Each year, the Master of Urban Design program chooses a theme to help organize our studies and contributions to regional and global dialogues on urban design. This year, we are aligning our forum with Placemaking Week, held September 12–17, 2016. Our primary focus will be the one-day-long Future of Places Summit, held on September 15. The summit is part of a larger set of activities to occur that week, including the Pro Walk / Pro Bike / Pro Place conference and the Placemaking Leadership Forum.
About the Future of Urban Places Summit
Building on the momentum of the first three Future of Places forums, this year’s summit will pursue an urgent agenda for the implementation of tangible, evidence-based methods by international practitioners and policymakers to advance placemaking both locally and globally. This is of particular importance as global leaders prepare for the United Nations Habitat III conference the following month.
The purpose of Habitat III in Quito, Ecuador, in October 2016 is to define a “New Urban Agenda” that guides the rapid global urbanisation that will continue to increase over the next twenty years. Results from previous Future of Places forums have already contributed a number of key messages to initial drafts of this document. To ensure that the potential impacts of applying a placemaking lens to urban and economic development are fully realised, the Vancouver summit will focus on tangible strategies that member states can implement with their local partners.
Specifically, who will implement the New Urban Agenda? What tools and strategies will they use? Where can these resources be found? How can they be developed, shared, and refined for local application under diverse conditions?

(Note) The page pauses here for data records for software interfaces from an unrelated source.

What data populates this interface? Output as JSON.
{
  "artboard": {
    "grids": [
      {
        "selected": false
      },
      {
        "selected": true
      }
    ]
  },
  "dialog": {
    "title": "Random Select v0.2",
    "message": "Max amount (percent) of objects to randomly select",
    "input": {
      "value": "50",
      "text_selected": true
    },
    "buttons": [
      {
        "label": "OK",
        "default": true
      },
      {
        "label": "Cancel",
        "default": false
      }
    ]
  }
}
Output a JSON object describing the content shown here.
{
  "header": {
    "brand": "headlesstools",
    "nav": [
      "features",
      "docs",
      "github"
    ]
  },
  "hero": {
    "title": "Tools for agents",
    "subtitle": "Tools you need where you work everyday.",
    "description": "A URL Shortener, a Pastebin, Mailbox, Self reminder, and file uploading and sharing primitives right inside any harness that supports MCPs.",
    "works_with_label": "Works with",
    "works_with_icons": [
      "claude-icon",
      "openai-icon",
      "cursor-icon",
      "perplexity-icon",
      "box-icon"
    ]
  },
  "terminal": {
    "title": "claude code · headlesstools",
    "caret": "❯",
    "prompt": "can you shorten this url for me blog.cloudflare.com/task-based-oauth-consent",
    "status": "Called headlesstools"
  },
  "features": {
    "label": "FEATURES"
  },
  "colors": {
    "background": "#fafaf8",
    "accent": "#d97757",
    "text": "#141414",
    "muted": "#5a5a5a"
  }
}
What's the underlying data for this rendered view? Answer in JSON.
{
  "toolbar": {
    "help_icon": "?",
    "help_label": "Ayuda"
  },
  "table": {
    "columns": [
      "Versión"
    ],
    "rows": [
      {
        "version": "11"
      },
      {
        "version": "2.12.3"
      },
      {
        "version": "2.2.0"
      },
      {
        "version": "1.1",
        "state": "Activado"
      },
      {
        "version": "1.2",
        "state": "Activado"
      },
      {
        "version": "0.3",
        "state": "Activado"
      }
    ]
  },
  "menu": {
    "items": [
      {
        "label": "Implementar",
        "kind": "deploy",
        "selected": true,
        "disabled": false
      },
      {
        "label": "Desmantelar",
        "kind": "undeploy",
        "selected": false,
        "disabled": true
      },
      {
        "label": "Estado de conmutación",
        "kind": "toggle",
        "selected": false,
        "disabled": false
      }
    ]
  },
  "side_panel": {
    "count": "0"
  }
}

Past themes and forums
Forty years ago, Vancouver hosted the first UN Habitat Conference. In 1976, cities were struggling to survive, global warming was only feared by a tiny few, and the global rural to urban migration had just begun. Now cities are “thriving” but with economic disparity more glaring than ever. Cities like Vancouver are magnets for unimaginable personal wealth, while cities like Surrey accommodate wave after wave of immigrants of vastly lesser means. What are we to make of these transformations? What role, if any, can urban design play? Design, the very thing that made Vancouver so attractive as a place to invest, and, ironically, may have helped price Vancouver homes out of reach of average families.
Key to the concerns is this: A new city is emerging unnoticed within the shell of the old. As the centre city chokes on its own wealth, the surrounding city assumes roles shed by the center—for jobs, for homes, for immigration, for real community, and for citizenship.
In 2013, the world passed a threshold. Over half of the world’s population of seven billion people now live in cities. The continued population growth and an unrelenting migration from rural areas will pour another five billion people into cities by 2060. However, if current demographic trends continue, global population will stop growing at about the same time. Simply put, cities will grow at unprecedented speed for five decades and then stop growing altogether. Thus, the cities of 2060 might be the cities of 2160 and 2260.
What form will this new and possibly permanent city take? At least two distinctly different directions have begun to emerge: concentrated and dispersed city patterns. How might the attributes of these two patterns increase livability, economic and social vitality, and indeed the long-term sustainability of cities?